Opening the golf course for winter play is one of the more difficult decisions a golf course superintendent or owner will make. Many golf courses just close for the winter while others remain open. In these situations, there is little worry since the decision has already been made. However, if you are caught somewhere in the middle, winter play decisions are difficult and often times result in political consequences. Whether to allow play or not are often late winter/early spring decisions.
In general winter play is NOT good for turf, especially golf greens because of little if any turfgrass growth. The repercussion from no growth is little if any recovery from traffic or wear (especially on greens). Also, divots, ball marks and generally tearing up the turf become potential"beachheads" for the development of winter weeds like annual bluegrass (Poa annua). We have ranked the various situations from least to worst for winter play. We would say that any play on frozen turf (leaf blades, plants) should be avoided. Immediate damage will occur to the plant similar to playing on a frosted turf. In addition, golf greens will be subject to the most intensive traffic so use temporary greens where possible.
Play on dry unfrozen soil - Although wear injury is always a potential problem this is situation will result in the least damage.
Play on frozen soil - Most likely will result in wear injury to the turf but little soil compaction. If this condition can quickly turn into some thawing at the surface.
Play on wet, unfrozen soil - The potential damage under this scenario is significant soil compaction can occur but less wear injury.

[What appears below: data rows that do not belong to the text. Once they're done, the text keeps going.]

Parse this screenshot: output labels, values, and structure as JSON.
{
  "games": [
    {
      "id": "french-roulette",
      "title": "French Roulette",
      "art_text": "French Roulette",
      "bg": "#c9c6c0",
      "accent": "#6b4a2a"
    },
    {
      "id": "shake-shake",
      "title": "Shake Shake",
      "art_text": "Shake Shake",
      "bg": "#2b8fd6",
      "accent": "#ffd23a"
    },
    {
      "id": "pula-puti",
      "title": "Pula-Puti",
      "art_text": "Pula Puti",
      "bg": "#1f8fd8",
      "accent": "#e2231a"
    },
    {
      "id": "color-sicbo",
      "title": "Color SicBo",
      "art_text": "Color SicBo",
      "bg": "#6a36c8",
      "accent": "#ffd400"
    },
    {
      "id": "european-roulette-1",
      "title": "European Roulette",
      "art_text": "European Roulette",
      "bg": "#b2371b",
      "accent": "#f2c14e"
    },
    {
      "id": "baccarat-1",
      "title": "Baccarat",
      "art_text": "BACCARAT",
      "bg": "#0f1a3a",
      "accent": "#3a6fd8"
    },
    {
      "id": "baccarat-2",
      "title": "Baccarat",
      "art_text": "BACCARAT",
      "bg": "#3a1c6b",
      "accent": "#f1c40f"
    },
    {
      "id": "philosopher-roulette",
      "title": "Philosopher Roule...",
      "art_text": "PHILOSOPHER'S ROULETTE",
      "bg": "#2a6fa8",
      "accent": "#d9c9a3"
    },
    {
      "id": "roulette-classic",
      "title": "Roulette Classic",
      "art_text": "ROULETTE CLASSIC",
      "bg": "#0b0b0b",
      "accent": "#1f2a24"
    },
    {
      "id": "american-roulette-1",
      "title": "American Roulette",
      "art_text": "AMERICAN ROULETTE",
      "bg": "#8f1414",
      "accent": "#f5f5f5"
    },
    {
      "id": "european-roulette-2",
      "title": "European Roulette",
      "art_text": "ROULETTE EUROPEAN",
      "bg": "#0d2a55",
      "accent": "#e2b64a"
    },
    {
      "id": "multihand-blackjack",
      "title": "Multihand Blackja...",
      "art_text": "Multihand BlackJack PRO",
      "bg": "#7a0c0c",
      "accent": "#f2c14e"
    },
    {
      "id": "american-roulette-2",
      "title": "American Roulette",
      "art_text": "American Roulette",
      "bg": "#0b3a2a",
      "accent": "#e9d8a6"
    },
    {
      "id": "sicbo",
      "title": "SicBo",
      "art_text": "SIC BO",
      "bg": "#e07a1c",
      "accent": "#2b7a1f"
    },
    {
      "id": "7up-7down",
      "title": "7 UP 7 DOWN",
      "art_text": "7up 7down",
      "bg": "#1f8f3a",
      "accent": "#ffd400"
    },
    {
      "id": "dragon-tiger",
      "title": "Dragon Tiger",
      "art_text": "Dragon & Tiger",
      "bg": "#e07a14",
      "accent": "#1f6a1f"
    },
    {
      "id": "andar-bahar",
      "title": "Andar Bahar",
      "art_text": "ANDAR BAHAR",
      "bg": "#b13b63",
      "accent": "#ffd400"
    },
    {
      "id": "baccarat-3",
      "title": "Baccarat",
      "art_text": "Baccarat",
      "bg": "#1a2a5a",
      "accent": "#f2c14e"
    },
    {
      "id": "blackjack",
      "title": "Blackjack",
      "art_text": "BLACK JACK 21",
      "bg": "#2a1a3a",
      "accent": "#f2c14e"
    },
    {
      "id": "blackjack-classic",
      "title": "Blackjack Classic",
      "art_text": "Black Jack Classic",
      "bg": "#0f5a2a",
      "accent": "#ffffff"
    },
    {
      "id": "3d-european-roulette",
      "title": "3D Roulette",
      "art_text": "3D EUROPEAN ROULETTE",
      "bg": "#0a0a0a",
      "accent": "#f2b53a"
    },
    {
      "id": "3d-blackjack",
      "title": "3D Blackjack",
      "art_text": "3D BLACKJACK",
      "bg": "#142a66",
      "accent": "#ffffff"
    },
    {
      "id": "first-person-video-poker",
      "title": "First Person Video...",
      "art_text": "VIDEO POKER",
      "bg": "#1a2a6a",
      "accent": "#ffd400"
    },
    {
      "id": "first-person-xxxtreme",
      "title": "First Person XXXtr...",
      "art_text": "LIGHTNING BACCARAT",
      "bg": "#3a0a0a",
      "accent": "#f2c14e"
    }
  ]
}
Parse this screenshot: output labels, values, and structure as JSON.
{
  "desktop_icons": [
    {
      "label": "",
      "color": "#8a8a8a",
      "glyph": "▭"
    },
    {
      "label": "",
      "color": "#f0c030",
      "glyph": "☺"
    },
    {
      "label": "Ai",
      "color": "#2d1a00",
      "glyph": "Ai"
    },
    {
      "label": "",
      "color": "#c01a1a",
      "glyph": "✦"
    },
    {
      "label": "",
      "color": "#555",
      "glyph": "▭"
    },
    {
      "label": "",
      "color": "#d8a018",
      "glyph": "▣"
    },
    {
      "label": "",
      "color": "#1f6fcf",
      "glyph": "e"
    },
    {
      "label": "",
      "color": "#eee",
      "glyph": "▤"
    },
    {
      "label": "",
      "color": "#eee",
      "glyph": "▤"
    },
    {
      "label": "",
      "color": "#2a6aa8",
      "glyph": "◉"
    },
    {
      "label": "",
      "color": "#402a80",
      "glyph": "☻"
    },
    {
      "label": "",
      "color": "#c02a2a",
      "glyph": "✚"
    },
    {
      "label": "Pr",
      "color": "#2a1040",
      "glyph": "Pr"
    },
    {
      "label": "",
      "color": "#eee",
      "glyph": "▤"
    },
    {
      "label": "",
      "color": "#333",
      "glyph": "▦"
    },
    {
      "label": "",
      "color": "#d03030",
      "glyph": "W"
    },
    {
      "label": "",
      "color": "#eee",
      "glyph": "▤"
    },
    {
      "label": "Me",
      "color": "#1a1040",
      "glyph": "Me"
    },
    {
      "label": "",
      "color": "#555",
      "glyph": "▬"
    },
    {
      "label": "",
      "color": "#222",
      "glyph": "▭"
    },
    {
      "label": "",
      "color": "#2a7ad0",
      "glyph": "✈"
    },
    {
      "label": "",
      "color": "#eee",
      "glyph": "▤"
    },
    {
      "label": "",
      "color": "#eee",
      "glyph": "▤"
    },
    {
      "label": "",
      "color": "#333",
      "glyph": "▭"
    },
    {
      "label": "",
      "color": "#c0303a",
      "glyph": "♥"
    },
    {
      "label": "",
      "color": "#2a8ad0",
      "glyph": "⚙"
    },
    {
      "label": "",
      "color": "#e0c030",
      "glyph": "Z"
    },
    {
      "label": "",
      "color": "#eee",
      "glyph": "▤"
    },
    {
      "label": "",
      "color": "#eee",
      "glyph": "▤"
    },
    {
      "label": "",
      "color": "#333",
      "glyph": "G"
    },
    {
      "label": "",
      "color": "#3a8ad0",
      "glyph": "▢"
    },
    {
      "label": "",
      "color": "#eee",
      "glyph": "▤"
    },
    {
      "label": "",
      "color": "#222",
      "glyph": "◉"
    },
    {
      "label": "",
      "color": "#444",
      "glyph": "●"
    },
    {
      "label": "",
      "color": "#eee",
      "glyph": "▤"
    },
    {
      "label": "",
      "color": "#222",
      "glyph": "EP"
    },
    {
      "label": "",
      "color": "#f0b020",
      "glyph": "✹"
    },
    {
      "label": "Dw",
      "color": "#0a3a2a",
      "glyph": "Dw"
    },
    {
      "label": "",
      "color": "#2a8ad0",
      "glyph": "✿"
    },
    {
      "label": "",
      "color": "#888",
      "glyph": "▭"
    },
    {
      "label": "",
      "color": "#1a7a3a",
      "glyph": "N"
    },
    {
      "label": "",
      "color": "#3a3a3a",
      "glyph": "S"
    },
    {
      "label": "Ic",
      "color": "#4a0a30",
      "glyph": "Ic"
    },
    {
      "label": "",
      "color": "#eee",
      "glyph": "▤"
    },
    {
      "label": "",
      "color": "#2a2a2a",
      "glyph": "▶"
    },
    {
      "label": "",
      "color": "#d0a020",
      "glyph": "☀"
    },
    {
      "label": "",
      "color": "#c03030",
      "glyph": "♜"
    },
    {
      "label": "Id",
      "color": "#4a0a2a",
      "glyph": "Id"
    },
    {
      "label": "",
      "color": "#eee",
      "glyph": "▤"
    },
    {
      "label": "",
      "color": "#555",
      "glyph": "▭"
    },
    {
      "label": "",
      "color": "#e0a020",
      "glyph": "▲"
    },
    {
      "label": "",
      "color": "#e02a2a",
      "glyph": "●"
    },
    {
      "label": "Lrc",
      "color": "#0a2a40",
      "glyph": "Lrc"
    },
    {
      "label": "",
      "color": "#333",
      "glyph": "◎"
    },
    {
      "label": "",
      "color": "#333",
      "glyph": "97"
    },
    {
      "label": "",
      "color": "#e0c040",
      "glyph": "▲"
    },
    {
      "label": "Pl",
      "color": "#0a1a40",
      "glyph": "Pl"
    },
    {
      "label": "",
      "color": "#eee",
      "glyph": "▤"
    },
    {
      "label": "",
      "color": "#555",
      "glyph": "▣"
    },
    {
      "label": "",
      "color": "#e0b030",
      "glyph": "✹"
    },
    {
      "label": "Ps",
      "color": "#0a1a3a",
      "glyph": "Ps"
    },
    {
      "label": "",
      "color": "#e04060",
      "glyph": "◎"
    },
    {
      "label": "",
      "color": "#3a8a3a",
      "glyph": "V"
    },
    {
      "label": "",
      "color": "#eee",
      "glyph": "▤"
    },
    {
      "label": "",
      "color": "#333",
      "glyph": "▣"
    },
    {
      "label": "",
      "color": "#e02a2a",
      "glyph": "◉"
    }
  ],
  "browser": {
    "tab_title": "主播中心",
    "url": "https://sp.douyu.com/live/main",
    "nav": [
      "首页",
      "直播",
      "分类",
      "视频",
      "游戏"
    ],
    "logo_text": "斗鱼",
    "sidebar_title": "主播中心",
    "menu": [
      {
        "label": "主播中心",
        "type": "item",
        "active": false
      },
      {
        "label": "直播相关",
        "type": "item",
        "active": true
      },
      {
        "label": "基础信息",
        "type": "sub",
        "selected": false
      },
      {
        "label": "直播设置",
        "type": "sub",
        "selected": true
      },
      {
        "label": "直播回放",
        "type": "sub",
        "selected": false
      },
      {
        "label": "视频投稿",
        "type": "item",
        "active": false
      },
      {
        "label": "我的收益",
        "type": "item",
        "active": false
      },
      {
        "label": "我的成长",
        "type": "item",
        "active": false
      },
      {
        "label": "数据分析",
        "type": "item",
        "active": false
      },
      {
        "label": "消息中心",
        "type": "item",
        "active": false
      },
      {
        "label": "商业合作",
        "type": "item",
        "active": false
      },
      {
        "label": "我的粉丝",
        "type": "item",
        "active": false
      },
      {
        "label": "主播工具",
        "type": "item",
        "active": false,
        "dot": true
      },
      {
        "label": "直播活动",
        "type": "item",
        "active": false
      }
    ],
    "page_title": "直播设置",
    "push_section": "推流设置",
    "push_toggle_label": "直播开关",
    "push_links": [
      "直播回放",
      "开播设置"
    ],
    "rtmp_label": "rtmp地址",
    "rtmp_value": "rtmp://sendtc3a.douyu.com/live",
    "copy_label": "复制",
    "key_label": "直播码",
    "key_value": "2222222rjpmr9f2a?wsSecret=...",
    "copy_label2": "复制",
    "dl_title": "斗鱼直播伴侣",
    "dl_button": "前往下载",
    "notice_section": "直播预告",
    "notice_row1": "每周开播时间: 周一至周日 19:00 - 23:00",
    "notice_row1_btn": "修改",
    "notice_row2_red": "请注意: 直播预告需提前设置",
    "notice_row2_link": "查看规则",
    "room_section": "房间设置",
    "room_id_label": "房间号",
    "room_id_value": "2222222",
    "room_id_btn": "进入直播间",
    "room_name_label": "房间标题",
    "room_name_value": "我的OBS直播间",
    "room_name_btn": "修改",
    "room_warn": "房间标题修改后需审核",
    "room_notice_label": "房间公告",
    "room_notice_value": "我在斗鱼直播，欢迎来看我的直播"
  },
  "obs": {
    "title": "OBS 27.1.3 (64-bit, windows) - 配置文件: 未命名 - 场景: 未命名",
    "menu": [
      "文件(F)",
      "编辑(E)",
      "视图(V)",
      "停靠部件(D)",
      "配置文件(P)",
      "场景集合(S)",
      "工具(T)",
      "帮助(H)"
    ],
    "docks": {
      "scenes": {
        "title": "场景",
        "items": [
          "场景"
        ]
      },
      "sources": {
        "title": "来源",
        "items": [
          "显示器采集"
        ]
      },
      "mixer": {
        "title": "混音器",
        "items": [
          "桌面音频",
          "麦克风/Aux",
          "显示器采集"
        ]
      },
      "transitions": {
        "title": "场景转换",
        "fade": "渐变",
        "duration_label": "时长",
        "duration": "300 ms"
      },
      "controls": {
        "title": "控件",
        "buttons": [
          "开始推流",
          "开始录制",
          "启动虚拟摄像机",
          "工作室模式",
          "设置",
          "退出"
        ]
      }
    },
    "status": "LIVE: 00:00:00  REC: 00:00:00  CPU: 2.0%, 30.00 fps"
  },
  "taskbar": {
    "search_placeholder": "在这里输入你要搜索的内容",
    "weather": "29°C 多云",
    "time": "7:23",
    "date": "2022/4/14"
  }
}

PLAY ON A THAWING SOIL (UNFROZEN (WET) ON THE SURFACE, FROZEN BELOW) - This situation can result in both wear injury and soil compaction. This type of situation should be avoided. The problems associated with winter play will affect spring play. Once the spring season begins the condition of the course (hard, worn, etc.) will not be at the level of golfer expectation